* Activity:
Collect all lines from the records below that include the word "rows".

(Web page and app entries)
____

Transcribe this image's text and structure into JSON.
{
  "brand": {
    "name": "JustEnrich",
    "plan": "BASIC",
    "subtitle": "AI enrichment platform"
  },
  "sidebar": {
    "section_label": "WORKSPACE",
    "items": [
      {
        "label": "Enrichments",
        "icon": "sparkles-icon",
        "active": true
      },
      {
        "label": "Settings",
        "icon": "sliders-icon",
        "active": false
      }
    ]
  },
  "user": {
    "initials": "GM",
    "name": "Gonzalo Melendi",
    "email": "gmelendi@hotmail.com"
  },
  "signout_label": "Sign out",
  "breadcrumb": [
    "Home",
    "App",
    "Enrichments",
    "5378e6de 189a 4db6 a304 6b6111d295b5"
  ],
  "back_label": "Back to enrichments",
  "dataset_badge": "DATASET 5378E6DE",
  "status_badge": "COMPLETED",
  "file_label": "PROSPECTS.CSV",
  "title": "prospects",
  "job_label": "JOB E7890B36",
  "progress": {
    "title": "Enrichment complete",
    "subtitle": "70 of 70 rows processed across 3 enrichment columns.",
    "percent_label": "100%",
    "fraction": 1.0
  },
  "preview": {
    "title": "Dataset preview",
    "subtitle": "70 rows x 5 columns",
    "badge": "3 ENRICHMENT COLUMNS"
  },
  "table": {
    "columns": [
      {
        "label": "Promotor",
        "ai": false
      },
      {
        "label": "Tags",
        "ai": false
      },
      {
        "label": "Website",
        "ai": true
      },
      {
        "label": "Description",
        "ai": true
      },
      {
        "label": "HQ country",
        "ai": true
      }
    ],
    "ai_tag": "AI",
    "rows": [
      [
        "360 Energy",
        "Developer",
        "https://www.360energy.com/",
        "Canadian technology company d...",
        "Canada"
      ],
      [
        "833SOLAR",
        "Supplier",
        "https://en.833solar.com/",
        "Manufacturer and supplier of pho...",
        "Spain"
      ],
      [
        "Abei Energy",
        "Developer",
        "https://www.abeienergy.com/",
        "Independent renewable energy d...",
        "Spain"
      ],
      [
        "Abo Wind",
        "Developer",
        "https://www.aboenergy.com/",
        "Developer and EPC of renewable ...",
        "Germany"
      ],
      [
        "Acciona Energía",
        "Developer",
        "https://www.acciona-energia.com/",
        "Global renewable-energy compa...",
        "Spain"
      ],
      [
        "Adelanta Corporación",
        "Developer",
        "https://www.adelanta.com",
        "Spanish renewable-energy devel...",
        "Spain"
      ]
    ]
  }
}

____

* Result of the task:
    "subtitle": "70 of 70 rows processed across 3 enrichment columns.",
    "subtitle": "70 rows x 5 columns",
    "rows": [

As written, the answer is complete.